Monday, August 19, 2013

Mastery of Design: The Owl and Monkey Bonbonniere/Patch-box, c. 1749

The British Museum

Perhaps this was a patch-box (a container meant to held the black paper "beauty marks" which ladies and fops alike glued to their faces to cover blemishes and...syphilis) or perhaps it was made as a bonbonniére (a candy container).   In any event, this lovely work of soft-paste porcelain is molded in the form of an owl's head with yellow and brown enamel for the feathers, and pink, gray and orange for the beak.  The black enamel eyes are set with diamonds.  

Meanwhile, the rim is painted with green leaves and the interior of the box is painted with two pink flower sprays, a leaf and two cherries.  The interior of the cover is mounted in gold and tortoise-shell and the reverse us set with a gold plaque chased with a relief scene of a plum-eating monkey in a landscape.

This was produced at the "Girl-in-a-Swing Factory" between 1749 and 1754.  It was donated to The British Museum by Sir Augustus Wollaston Franks.

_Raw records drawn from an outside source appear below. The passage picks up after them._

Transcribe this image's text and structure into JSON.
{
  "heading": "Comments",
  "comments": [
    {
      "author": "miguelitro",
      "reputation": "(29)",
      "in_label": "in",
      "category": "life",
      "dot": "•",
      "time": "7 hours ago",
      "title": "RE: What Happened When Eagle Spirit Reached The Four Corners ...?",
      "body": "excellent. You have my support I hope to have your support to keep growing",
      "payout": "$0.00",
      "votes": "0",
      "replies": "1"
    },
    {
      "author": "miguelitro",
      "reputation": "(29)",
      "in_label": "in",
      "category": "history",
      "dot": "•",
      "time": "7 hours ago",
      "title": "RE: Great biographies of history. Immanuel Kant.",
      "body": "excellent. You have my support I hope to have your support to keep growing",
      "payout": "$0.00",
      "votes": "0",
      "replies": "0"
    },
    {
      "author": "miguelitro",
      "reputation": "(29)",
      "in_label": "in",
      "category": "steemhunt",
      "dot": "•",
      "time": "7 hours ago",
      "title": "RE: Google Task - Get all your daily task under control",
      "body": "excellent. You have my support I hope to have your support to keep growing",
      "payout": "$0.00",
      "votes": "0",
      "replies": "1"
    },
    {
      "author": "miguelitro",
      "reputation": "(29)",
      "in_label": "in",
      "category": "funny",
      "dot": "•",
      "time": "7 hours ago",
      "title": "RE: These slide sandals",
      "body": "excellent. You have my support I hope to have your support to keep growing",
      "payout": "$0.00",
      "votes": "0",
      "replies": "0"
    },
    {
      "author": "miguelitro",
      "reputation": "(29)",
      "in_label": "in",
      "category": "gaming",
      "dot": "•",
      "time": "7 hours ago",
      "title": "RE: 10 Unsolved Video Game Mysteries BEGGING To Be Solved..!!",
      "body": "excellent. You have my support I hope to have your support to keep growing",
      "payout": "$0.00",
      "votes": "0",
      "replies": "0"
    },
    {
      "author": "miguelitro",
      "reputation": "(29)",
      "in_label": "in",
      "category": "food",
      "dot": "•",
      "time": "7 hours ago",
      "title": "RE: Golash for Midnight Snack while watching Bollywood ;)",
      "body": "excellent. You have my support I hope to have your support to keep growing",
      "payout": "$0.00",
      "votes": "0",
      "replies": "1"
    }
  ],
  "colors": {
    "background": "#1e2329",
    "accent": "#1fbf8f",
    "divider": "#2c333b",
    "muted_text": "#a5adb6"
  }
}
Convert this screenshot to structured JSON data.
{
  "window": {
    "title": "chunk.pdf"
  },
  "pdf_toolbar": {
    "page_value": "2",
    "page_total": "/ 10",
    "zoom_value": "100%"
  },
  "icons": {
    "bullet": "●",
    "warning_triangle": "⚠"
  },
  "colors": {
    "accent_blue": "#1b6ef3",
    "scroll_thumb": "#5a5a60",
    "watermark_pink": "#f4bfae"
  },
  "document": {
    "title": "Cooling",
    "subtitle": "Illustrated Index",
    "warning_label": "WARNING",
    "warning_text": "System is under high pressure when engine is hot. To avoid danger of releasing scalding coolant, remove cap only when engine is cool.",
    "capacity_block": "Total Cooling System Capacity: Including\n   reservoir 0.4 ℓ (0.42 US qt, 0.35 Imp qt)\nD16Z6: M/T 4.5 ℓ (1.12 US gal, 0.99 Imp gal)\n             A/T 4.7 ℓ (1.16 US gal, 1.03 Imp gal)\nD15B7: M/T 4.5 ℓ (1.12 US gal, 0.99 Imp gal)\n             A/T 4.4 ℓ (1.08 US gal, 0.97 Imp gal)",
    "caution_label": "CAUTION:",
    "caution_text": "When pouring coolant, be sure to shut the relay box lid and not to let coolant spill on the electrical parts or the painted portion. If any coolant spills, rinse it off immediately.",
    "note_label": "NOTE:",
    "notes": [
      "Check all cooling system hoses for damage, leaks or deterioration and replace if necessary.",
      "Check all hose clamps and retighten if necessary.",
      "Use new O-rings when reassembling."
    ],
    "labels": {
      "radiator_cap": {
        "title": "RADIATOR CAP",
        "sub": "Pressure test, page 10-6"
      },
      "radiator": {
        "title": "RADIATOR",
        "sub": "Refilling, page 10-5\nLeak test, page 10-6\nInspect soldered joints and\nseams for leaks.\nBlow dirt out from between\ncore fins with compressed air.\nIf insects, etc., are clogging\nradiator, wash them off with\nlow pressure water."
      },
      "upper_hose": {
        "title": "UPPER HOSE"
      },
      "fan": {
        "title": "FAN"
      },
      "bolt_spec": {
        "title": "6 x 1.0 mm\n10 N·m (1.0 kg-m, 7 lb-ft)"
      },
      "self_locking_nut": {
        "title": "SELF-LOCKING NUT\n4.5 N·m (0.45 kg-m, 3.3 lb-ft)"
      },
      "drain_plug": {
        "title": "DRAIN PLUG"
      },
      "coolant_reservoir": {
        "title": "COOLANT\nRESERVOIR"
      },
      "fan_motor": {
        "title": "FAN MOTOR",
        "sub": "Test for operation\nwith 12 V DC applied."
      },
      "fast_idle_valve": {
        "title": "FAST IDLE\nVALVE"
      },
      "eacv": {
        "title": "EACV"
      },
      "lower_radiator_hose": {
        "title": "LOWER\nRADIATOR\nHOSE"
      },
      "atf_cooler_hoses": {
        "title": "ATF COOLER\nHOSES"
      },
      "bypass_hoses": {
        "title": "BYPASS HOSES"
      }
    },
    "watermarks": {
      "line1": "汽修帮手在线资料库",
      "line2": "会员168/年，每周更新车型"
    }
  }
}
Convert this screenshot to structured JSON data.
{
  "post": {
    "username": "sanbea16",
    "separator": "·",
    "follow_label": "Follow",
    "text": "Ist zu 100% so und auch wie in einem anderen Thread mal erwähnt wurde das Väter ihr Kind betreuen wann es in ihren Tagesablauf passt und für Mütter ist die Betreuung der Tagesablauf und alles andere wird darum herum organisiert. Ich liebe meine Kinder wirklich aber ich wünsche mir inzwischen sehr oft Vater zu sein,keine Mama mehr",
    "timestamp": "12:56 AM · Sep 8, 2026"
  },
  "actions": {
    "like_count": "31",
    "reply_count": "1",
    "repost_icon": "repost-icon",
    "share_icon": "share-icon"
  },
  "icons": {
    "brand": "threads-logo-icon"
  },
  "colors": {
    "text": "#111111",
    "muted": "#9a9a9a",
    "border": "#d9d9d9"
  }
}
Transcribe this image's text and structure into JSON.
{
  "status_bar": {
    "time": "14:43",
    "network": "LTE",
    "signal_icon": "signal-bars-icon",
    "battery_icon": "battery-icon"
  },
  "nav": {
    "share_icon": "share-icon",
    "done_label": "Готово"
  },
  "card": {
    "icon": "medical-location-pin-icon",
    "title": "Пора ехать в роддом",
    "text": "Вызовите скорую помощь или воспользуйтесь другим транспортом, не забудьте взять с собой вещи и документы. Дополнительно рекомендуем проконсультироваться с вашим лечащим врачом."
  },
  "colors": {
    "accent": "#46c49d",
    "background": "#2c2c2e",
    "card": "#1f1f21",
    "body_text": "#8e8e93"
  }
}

The British Museum

1 comment:

Madame Gilflurt said...

That is utterly beautiful.